Knowledge is power, yet new research suggests that a person’s appearance alone can trump knowledge.…
Social media can do more than just entertain us and keep us connected. It also…
Most people call it the art of persuasion, but public health researchers at the University of Southern California (USC) are trying to pinpoint the science behind social influence.
In what may be the first comprehensive study of its kind, a University of Colorado Denver Business School student has revealed the top reasons for Facebook unfriending, who is unfriended and how they react to being unfriended.
Reputation management has now become a defining feature of online life for many internet users, especially the young. While some internet users are careful to project themselves online in a way that suits specific audiences, other internet users embrace an open approach to sharing information about themselves and do not take steps to restrict what they share.
Male college students are much more likely to report having a “sexually appealing, wild, or offensive” Facebook profile than female college students, according to research published in the Journal of Education for Business in 2010.

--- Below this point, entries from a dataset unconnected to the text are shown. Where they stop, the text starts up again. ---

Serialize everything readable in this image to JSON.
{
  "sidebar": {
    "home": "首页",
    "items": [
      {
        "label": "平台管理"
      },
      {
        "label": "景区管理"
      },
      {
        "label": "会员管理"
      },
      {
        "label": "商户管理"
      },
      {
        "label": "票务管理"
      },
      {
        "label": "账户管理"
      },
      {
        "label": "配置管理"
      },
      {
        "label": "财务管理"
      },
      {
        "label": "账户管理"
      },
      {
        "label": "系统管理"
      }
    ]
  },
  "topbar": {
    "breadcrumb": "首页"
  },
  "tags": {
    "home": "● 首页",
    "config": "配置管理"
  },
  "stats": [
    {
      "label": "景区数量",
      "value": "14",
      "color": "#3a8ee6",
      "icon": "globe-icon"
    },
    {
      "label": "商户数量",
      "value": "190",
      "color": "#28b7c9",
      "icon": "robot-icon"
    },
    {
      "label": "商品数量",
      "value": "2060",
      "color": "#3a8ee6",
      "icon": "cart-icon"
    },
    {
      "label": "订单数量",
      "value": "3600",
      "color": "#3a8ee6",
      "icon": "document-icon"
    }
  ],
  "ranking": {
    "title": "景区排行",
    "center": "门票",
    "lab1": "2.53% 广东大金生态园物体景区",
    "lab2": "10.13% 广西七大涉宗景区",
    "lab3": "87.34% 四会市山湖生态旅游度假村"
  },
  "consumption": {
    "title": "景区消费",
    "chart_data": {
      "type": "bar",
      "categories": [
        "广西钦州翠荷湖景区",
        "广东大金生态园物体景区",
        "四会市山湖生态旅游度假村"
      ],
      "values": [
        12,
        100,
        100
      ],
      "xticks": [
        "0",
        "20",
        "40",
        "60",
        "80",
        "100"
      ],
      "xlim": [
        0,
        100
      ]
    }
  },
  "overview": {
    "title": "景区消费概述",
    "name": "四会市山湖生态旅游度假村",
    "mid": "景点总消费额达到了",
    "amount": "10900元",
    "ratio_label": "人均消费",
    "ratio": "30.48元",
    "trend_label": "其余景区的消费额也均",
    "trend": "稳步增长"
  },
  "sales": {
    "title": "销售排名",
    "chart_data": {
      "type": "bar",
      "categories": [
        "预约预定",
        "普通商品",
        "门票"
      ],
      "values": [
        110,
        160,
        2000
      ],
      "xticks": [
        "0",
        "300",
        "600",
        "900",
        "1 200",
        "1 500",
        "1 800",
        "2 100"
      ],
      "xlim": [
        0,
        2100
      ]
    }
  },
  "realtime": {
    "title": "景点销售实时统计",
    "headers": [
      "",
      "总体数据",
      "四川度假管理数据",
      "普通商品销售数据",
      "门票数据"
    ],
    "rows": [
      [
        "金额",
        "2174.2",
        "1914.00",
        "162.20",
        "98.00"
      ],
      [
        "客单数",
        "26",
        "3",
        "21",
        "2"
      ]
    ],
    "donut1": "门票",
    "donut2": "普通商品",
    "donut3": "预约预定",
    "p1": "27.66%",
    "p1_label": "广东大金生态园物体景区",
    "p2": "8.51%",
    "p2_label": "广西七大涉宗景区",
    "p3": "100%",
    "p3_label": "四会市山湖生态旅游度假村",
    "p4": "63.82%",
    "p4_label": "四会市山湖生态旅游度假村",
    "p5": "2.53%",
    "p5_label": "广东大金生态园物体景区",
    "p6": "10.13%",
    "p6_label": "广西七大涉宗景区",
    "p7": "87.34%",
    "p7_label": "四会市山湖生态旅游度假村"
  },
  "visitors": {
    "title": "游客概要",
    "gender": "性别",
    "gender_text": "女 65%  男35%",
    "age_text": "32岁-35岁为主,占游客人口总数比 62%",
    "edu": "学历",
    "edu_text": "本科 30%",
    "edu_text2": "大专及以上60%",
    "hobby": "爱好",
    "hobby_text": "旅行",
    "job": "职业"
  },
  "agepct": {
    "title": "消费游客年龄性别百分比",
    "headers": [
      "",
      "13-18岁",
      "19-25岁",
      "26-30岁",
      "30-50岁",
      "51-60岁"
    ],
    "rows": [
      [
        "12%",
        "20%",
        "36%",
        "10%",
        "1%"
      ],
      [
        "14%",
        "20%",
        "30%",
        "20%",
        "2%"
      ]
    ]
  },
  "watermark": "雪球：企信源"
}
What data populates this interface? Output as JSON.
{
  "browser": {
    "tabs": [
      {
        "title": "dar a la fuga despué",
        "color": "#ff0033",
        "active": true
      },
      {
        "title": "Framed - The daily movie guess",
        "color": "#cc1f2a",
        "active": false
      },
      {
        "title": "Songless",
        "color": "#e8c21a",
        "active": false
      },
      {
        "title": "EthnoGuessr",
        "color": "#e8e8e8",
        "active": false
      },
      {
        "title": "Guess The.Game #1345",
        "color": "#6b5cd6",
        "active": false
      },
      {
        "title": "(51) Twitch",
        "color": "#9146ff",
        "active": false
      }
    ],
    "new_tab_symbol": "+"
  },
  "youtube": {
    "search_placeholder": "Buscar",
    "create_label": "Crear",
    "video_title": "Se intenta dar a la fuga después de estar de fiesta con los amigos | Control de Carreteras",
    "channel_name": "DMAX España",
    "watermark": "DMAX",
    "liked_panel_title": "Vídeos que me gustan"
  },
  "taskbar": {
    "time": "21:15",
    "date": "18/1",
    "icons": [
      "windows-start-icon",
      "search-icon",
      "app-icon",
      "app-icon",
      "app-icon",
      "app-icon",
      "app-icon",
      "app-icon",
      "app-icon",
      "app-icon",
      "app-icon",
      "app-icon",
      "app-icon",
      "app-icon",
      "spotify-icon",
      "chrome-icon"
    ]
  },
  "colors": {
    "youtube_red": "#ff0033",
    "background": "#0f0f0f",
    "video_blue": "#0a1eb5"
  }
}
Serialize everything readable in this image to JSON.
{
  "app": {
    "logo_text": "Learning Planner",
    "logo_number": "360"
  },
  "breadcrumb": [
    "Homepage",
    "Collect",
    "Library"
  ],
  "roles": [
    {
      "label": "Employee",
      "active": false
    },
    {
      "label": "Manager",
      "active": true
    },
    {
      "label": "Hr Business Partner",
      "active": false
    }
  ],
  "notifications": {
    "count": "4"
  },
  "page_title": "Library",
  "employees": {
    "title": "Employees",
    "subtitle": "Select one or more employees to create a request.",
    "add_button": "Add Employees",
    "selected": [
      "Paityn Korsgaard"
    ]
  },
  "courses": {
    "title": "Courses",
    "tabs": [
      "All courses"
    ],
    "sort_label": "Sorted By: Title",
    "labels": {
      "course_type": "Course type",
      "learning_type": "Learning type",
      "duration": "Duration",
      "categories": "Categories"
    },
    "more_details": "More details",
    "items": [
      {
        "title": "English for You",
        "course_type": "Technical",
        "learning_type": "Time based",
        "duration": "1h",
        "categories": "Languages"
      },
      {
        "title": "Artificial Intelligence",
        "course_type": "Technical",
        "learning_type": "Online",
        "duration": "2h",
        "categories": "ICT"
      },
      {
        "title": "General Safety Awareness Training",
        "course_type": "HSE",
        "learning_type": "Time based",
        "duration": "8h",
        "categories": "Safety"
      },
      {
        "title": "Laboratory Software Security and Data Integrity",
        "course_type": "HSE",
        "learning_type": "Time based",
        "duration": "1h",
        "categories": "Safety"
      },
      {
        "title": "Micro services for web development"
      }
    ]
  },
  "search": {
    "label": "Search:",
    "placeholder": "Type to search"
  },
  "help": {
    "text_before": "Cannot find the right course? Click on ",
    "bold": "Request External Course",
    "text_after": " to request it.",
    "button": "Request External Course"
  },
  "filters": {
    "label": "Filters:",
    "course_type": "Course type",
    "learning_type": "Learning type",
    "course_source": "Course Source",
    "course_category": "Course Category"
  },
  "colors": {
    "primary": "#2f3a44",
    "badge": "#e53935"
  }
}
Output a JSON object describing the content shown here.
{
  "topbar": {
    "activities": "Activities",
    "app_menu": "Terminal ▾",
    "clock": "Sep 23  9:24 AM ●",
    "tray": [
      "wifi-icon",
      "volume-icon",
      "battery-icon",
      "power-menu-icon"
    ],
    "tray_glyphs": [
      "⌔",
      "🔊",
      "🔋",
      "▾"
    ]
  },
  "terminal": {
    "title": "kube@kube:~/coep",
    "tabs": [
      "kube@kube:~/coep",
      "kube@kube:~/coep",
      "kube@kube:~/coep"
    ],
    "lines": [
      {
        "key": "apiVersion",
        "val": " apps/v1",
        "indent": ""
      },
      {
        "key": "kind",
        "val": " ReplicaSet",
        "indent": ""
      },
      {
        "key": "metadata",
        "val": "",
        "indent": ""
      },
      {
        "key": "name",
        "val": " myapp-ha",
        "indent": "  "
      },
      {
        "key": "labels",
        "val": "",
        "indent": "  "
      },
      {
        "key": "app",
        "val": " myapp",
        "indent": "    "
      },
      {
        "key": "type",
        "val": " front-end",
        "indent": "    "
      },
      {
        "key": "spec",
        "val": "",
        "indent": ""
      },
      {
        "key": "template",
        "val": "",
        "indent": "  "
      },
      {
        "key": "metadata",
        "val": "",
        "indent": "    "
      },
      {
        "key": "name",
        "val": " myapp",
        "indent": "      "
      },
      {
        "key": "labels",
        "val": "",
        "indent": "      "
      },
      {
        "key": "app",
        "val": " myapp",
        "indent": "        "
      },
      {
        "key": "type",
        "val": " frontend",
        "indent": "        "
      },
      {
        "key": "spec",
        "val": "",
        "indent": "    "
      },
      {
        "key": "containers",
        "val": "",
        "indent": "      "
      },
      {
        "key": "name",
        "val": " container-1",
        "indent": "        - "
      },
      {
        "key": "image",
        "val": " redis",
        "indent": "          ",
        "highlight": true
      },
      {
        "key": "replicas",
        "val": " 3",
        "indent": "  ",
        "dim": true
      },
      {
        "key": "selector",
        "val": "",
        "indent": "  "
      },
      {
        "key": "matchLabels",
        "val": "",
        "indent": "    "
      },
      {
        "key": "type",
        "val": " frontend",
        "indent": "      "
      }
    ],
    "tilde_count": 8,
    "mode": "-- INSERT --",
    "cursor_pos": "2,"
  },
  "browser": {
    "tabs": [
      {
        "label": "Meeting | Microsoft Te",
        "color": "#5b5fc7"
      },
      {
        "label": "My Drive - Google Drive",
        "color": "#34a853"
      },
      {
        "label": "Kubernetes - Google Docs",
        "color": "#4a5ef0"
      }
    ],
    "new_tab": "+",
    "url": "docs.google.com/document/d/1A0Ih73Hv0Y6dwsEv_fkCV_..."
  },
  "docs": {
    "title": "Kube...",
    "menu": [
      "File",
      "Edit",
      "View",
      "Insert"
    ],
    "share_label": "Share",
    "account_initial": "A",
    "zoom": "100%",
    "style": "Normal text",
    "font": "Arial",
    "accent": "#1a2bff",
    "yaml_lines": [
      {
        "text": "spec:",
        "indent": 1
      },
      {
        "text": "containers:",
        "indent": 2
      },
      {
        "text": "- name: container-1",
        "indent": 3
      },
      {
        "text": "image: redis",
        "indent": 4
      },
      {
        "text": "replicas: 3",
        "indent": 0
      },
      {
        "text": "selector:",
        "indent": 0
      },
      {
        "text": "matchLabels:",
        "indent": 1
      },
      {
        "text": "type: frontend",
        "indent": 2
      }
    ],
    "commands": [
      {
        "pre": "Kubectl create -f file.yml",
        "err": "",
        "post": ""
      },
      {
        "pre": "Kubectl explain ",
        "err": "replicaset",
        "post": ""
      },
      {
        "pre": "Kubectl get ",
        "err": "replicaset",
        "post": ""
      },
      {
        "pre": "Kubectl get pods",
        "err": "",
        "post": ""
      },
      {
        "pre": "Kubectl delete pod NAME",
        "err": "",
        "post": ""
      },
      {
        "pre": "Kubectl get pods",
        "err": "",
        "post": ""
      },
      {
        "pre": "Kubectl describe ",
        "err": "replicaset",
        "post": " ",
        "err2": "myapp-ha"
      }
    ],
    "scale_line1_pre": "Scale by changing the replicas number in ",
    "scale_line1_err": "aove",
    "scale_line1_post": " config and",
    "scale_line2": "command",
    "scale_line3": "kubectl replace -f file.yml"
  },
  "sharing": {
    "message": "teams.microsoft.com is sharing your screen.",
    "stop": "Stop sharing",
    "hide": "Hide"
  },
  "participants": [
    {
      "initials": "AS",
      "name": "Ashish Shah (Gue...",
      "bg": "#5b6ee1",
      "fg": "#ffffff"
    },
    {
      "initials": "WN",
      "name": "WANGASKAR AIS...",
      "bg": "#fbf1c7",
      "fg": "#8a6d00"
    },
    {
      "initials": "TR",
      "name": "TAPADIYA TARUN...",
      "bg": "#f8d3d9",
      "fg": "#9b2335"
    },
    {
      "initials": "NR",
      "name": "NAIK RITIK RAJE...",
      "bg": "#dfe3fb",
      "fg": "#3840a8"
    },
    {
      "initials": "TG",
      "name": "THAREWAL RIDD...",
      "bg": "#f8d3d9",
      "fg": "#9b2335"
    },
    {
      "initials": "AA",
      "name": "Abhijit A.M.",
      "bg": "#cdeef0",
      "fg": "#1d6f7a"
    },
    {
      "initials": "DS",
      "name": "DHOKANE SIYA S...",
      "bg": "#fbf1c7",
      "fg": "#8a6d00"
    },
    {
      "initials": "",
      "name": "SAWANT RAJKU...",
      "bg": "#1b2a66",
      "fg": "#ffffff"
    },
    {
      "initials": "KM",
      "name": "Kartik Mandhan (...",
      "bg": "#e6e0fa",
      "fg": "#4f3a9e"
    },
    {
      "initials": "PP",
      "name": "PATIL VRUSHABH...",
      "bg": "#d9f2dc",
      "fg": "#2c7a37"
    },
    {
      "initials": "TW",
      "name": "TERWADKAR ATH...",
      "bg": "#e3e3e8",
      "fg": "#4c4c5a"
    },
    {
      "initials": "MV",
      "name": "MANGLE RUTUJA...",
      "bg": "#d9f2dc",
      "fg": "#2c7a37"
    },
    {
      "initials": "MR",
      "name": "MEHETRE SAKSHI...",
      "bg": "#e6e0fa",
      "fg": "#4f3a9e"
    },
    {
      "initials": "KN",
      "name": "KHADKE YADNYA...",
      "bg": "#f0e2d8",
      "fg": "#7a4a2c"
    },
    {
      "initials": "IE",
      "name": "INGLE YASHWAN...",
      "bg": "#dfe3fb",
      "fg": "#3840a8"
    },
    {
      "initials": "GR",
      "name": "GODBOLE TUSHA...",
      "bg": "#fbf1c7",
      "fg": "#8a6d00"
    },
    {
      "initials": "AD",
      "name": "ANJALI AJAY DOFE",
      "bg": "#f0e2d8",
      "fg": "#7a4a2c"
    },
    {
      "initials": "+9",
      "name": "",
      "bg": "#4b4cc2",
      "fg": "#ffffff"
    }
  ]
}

Facebook use may contribute to feelings of jealousy in romantic relationships, according to research published in the scientific journal CyberPsychology & Behavior.
In 2009, the journal CyberPsychology and Behavior published an article that investigated the relationship between shyness and Facebook use.
In 2008, the Personality and Social Psychology Bulletin published a study conducted by Laura Buffardi and W. Keith Campbell that examined whether laymen could accurately rate an individuals level of narcissism based on the content of their Facebook profile.
Contrary to conventional wisdom, a person’s willingness to communicate offline is similar to their willingness to communicate on the internet. Those who are not willing to communicate offline also tend to have the same unwillingness to communicate online.